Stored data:
"""

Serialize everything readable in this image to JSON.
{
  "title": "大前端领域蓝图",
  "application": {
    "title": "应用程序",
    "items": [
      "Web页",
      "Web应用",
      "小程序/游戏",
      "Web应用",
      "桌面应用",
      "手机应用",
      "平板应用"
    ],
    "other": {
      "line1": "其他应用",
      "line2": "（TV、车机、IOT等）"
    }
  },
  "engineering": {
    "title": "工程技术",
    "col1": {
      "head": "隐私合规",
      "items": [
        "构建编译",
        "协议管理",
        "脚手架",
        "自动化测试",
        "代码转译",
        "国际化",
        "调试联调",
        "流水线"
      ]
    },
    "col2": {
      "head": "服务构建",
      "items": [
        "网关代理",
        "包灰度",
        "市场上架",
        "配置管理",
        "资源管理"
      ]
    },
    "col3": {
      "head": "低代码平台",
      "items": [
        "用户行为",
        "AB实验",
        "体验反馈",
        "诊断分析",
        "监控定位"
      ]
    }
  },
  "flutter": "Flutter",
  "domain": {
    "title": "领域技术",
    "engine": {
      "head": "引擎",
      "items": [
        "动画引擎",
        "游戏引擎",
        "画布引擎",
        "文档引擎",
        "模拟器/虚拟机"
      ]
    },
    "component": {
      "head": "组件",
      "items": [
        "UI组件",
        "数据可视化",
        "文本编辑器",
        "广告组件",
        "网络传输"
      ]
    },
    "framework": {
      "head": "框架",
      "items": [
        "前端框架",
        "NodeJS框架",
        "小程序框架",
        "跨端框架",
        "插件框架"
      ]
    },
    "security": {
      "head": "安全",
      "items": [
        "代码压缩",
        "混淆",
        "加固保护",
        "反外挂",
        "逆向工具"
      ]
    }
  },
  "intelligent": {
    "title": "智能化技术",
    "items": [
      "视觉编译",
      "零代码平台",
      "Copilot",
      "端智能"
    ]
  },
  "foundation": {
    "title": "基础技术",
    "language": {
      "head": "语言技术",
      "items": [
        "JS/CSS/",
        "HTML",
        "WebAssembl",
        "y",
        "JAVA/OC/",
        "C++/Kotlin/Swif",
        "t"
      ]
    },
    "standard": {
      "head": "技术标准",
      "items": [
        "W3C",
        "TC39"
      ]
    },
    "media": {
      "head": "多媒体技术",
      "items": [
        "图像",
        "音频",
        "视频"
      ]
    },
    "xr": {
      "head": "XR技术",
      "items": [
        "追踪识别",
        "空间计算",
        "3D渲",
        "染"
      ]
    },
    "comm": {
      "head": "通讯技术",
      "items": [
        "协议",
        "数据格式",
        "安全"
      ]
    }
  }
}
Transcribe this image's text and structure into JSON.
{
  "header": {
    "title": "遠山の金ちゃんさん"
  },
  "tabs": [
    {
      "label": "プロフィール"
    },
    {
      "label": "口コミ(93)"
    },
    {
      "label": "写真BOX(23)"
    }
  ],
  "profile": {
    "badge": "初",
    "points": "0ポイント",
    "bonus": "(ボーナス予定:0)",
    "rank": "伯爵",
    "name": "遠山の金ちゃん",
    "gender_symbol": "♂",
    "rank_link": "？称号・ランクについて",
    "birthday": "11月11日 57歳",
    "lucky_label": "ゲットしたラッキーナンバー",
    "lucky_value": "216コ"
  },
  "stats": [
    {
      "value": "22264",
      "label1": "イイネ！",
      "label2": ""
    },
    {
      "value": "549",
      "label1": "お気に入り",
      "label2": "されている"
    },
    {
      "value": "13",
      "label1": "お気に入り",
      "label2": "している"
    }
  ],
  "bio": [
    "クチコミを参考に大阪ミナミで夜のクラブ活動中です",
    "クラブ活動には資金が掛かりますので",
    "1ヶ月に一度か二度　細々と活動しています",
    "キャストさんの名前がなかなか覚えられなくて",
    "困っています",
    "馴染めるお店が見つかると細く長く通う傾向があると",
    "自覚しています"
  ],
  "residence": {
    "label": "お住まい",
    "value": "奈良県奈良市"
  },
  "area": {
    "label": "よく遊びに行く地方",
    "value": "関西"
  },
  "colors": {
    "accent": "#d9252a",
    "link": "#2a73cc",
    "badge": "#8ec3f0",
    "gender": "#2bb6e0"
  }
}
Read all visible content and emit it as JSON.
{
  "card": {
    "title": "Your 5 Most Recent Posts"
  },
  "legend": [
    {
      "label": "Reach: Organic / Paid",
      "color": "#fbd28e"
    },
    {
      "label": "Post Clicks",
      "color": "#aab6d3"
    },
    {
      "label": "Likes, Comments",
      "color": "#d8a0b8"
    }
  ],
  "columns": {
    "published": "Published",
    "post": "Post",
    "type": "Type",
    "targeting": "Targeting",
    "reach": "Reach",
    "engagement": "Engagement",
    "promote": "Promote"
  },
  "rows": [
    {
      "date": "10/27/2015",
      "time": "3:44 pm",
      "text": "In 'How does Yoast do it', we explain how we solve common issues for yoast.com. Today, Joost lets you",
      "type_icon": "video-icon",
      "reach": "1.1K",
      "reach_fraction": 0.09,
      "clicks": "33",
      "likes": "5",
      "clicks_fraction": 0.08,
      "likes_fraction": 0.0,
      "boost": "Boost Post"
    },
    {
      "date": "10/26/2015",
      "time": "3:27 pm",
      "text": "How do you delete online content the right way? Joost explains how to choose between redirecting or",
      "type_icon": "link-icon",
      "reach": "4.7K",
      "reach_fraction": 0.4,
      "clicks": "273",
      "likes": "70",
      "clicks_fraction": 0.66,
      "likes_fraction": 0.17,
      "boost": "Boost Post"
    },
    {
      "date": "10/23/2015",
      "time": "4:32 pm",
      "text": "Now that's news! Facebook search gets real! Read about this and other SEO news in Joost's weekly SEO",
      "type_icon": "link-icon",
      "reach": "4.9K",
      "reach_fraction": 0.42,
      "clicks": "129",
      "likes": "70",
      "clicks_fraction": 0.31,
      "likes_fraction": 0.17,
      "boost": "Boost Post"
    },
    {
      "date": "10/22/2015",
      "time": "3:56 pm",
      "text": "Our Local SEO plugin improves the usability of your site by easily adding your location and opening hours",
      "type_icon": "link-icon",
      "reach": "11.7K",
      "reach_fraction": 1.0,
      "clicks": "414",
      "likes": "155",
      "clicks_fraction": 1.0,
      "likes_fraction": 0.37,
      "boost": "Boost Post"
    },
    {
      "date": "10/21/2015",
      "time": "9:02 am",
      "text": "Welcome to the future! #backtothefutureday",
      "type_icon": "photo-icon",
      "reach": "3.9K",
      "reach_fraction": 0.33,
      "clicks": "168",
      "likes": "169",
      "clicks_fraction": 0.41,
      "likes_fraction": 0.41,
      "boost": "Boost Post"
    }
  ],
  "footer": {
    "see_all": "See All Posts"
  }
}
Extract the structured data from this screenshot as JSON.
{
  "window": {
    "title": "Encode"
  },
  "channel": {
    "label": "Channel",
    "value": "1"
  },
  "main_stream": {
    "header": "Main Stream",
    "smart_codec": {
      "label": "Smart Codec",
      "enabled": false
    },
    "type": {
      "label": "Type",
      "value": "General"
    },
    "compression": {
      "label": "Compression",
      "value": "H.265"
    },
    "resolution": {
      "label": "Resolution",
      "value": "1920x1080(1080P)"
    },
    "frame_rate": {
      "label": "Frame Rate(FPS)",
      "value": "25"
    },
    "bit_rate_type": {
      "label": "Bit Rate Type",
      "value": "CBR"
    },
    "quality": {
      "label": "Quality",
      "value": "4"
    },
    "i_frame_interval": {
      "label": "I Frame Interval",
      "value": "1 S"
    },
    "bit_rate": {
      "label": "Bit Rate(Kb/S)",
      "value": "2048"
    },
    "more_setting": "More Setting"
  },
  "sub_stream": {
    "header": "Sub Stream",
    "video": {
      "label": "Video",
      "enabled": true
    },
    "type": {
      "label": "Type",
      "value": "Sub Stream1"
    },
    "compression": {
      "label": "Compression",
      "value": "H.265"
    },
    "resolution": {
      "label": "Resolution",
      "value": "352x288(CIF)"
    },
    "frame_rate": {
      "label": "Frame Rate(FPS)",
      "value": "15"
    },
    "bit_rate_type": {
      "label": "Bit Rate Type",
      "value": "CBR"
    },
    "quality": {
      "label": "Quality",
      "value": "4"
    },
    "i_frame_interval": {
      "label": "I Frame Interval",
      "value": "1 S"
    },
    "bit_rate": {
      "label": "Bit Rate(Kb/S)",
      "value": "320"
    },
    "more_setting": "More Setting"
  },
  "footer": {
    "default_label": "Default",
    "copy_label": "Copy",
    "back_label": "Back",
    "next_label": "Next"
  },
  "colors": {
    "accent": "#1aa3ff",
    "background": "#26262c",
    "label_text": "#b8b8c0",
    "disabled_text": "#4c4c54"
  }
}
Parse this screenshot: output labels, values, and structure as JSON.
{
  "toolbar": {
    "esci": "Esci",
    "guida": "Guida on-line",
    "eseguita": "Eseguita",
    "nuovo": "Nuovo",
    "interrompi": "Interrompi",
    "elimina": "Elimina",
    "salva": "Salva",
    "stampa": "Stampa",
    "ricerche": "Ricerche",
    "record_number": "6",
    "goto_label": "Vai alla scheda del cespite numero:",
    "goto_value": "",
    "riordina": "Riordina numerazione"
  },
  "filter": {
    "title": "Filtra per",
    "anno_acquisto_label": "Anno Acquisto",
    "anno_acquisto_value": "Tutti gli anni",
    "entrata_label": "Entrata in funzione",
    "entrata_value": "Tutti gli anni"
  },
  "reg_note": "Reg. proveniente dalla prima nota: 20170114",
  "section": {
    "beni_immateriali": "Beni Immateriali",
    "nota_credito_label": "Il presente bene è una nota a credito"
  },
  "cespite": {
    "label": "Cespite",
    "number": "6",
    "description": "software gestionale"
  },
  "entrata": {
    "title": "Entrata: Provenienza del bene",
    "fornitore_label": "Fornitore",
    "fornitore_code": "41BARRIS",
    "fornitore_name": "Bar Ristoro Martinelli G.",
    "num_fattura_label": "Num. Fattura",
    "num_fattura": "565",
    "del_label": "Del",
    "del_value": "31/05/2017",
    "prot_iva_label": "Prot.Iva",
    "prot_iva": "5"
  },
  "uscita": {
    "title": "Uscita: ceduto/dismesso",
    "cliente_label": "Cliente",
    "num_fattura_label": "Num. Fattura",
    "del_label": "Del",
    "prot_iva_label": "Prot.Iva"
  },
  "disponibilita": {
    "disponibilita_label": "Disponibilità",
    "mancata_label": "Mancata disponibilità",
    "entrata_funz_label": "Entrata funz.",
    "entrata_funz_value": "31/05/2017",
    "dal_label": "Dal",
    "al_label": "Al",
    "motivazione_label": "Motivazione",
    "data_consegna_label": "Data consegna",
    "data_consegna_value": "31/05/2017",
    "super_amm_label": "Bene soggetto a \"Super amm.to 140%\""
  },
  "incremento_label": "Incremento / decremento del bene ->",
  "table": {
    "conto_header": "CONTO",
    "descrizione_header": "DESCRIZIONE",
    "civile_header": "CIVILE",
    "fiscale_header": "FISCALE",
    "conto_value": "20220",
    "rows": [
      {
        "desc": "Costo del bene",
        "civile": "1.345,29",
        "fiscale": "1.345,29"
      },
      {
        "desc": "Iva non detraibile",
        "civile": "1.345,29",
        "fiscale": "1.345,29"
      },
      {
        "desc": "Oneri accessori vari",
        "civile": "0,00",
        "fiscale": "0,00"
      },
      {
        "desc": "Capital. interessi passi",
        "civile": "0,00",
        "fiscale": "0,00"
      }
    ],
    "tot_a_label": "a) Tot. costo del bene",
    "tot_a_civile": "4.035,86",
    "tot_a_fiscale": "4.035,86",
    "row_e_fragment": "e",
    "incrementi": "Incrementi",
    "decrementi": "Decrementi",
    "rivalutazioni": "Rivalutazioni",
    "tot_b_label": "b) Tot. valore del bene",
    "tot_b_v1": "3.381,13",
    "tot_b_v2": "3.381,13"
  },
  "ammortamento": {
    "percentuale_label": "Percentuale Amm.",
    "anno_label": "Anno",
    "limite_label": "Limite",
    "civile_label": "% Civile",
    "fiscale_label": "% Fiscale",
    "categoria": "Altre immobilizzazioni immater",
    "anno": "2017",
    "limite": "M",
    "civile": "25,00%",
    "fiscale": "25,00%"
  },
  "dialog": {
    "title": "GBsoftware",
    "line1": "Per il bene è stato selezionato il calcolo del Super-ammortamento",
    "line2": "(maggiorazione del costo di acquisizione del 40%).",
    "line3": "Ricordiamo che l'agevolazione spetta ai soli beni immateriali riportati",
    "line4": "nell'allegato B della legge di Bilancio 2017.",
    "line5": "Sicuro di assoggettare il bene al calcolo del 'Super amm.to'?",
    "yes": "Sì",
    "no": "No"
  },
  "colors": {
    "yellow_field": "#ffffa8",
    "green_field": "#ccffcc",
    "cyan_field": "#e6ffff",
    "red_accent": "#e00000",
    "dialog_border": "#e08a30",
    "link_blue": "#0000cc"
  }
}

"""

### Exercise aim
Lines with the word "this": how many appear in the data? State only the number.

### Completed exercise
5